The utility industry is going through an exciting metamorphosis, and many utilities are preparing for the increased opportunities with deregulation. New applications and capabilities are emerging. Having a network that is ready for the changes and unique opportunities will open many doors for utilities.
“Utilities that successfully deploy telecommunications networks will generate incremental sources of revenue for their shareholders, and at the same time, will create diversification in their businesses, that will reduce risk,” said Foster. “This will either make the utility more profitable in the next millennium or make the utility much more valuable in a takeover bid, as the industry consolidates through deregulation and competition. Either way, the utility shareholders win in the long run. A good example of a utility successfully deploying telecommunications for economic gain is Montana Power with its subsidiary Touch America. Montana Power`s stock price has jumped from $36 per share to close to $80 per share in the past year alone.”
Telecommunications will offer possibilities for utilities in the local and long distance markets, as long as they have kept there networks current. “The passage of the Telecommunications Act deregulated the local telecommunications services market and allowed utilities to approach opportunities in this market,” said Kim Antonnacio, Frost & Sullivan telecommunications industry analyst. In 1997, the utility wholesale telecommunications services market accounted for 64 percent of the revenues in the total utility telecommunications services market, according to a study by Frost & Sullivan. A large part of the market revenues were generated by Southern California Edison, Williams Communications Group, Touch America and American Electric Power Communications. In all telecommunications segments, almost 100 utilities have entered each market by teaming up with other utilities or competitive local exchange carriers, interexchange carriers, Internet service providers or wireless carriers. It is expected that the utility telecommunications services market will grow because many utilities are investing in the development of enhanced fiber-optic networks, according to the study.

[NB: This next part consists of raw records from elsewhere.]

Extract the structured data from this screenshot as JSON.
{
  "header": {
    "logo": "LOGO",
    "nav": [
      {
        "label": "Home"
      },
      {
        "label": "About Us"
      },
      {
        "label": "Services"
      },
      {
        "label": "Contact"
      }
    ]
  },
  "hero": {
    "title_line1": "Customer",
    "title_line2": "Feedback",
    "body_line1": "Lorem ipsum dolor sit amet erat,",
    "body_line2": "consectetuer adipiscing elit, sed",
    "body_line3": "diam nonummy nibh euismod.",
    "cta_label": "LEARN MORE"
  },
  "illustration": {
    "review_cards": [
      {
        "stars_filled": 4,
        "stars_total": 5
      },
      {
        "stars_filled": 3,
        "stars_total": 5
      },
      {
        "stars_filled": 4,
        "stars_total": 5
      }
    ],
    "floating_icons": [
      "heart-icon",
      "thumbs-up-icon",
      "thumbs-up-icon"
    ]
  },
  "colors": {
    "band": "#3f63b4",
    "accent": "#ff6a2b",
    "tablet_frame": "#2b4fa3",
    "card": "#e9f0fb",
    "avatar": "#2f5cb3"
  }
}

Deregulation will increase the importance of improved customer relations, and an advanced communications network will provide the ability to access customer information quickly, even down to instantaneous information about their utility service. n